ARABIAN NIGHTS … AND DAYS
Shifting Sands Theatre at the Cramphorn Theatre, Chelmsford
The space is transformed with the simplest of hangings – russet and fawn cloths strung out to suggest a desert village, perhaps.
So something of a shock to see the scene set first in a care home, with uniformed staff dealing brusquely with an infantilized old man.
But he insists on telling his story, keeping the inevitable at bay, even if no-one is listening. And what might be this same old man, well over two hours later, passes through the forbidden door. He reminds us that every story is in fact three stories: the one we hear, the one that is spoken, and the one that we take away. Before a jolly farewell jig, and a plea to fill out the little feedback forms - “We're Arts Council funded!”
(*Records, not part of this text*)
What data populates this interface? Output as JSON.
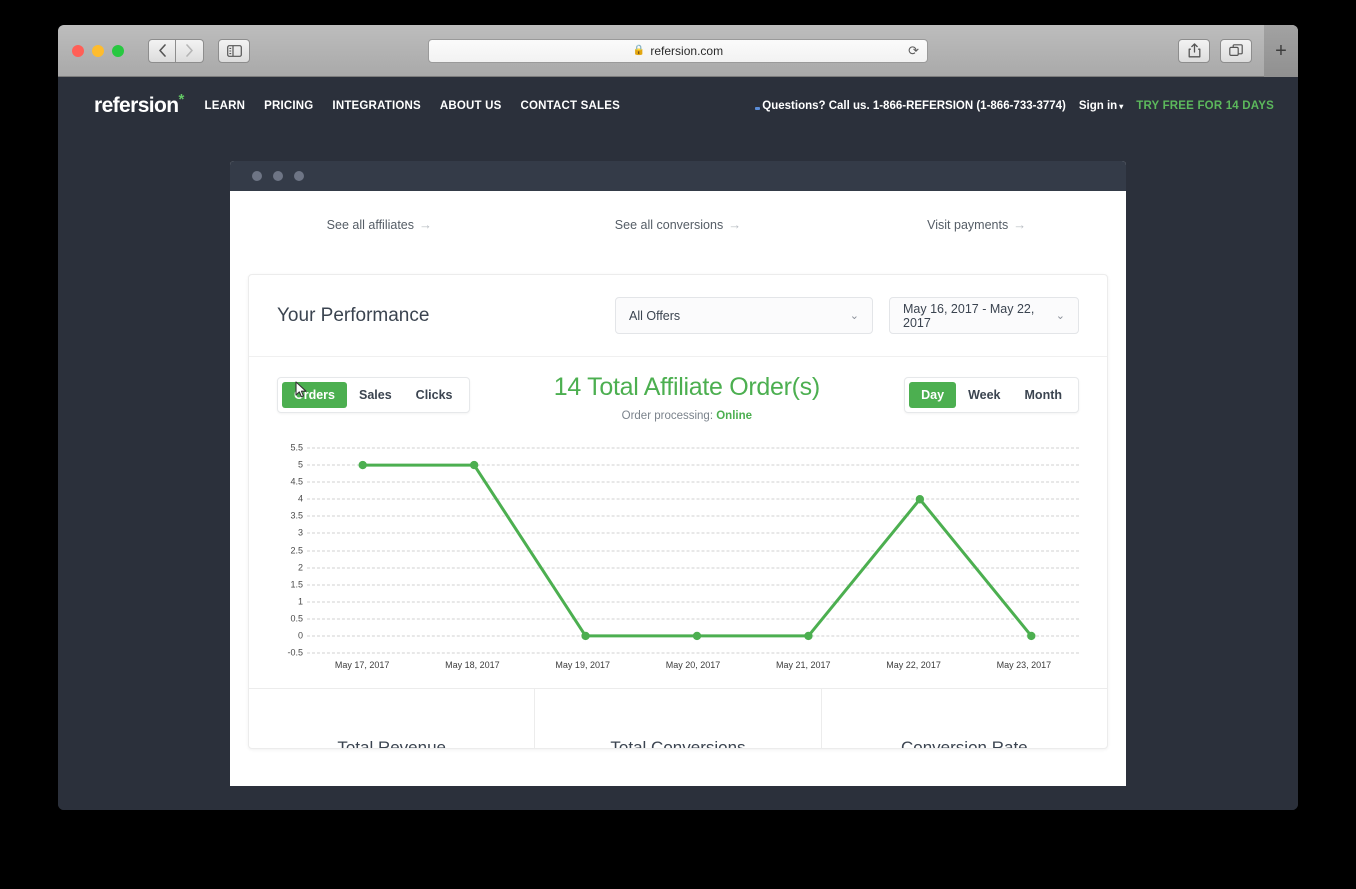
{
  "browser": {
    "url": "refersion.com",
    "lock_icon": "lock-icon",
    "reload_icon": "reload-icon",
    "back_icon": "chevron-left-icon",
    "forward_icon": "chevron-right-icon",
    "sidebar_icon": "sidebar-toggle-icon",
    "share_icon": "share-icon",
    "tabs_icon": "show-tabs-icon",
    "newtab_icon": "plus-icon"
  },
  "site_header": {
    "logo_text": "refersion",
    "logo_star": "*",
    "nav": [
      {
        "label": "LEARN"
      },
      {
        "label": "PRICING"
      },
      {
        "label": "INTEGRATIONS"
      },
      {
        "label": "ABOUT US"
      },
      {
        "label": "CONTACT SALES"
      }
    ],
    "questions": "Questions? Call us. 1-866-REFERSION (1-866-733-3774)",
    "signin": "Sign in",
    "signin_caret": "▾",
    "trial_cta": "TRY FREE FOR 14 DAYS"
  },
  "app": {
    "quicklinks": [
      {
        "label": "See all affiliates",
        "arrow": "→"
      },
      {
        "label": "See all conversions",
        "arrow": "→"
      },
      {
        "label": "Visit payments",
        "arrow": "→"
      }
    ],
    "card": {
      "title": "Your Performance",
      "offers_value": "All Offers",
      "date_value": "May 16, 2017 - May 22, 2017",
      "chevron": "⌄"
    },
    "metric_tabs": [
      {
        "label": "Orders",
        "active": true
      },
      {
        "label": "Sales",
        "active": false
      },
      {
        "label": "Clicks",
        "active": false
      }
    ],
    "interval_tabs": [
      {
        "label": "Day",
        "active": true
      },
      {
        "label": "Week",
        "active": false
      },
      {
        "label": "Month",
        "active": false
      }
    ],
    "headline": "14 Total Affiliate Order(s)",
    "sub_prefix": "Order processing:",
    "sub_status": "Online",
    "stats": [
      {
        "label": "Total Revenue"
      },
      {
        "label": "Total Conversions"
      },
      {
        "label": "Conversion Rate"
      }
    ]
  },
  "colors": {
    "brand_green": "#4caf50",
    "dark_navy": "#2b303b",
    "app_titlebar": "#343b48",
    "text_dark": "#3b4450"
  },
  "chart_data": {
    "type": "line",
    "title": "14 Total Affiliate Order(s)",
    "xlabel": "",
    "ylabel": "",
    "categories": [
      "May 17, 2017",
      "May 18, 2017",
      "May 19, 2017",
      "May 20, 2017",
      "May 21, 2017",
      "May 22, 2017",
      "May 23, 2017"
    ],
    "series": [
      {
        "name": "Orders",
        "values": [
          5,
          5,
          0,
          0,
          0,
          4,
          0
        ],
        "color": "#4caf50"
      }
    ],
    "ylim": [
      -0.5,
      5.5
    ],
    "yticks": [
      5.5,
      5,
      4.5,
      4,
      3.5,
      3,
      2.5,
      2,
      1.5,
      1,
      0.5,
      0,
      -0.5
    ],
    "ytick_labels": [
      "5.5",
      "5",
      "4.5",
      "4",
      "3.5",
      "3",
      "2.5",
      "2",
      "1.5",
      "1",
      "0.5",
      "0",
      "-0.5"
    ],
    "grid": true,
    "grid_style": "dashed",
    "legend": false,
    "markers": true
  }
}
The stories we take away from this unique theatrical event are a mixture of the intriguing and the familiar, ingeniously nested tales in a tapestry of Sultans, fools, kings, princesses, a fisherwoman, a tailor and a dead parrot.
Among the most memorable, an inspired leprosy sequence, Sinbad in Eastbourne, and the story of the husband who killed his parrot, the only witness to his wife's adultery. The audience much involved in the goings-on here, and in several other collaborative moments. The last story, with the sheets and the flashlight used to excellent effect – the boat morphs into a receding wave on the shore – is one of the best.
This is not traditional story-telling. The two care workers – Merce Ribot and Patricia Rodriguez – play many parts, colourfully costumed, usually with an Arabic accent, though the chorus of Henry V and Ireland also get a look-in. The Old Man – sultan, parrot, et al – is Gerry Flanagan. The troupe's designer and technician, Louise Manifold, appears occasionally from the desk at the back – bringing a duck and bath bubbles, and a lovely song just before the interval.
The style is improvisatory and very physical. No script, one imagines, but a framework around which to act out the tales, switching from comedy to tragedy in a moment.
Sometimes it feels laboured – desperately repeating “find the other apple” does little to add to the suspense – and taking over the story with “What happened ...” can wear thin.
It would dilute Shifting Sands' trademark style if the presentation became too slick. But one man's spontaneity is another man's sloppy self-indulgence, and maybe a less incestuous eye – Flanagan, an excellent clown, with killing asides, has directed, and performed in, every one of their shows since he formed the company back in 1998 – could tighten things a little without losing any of the rough-hewn charm.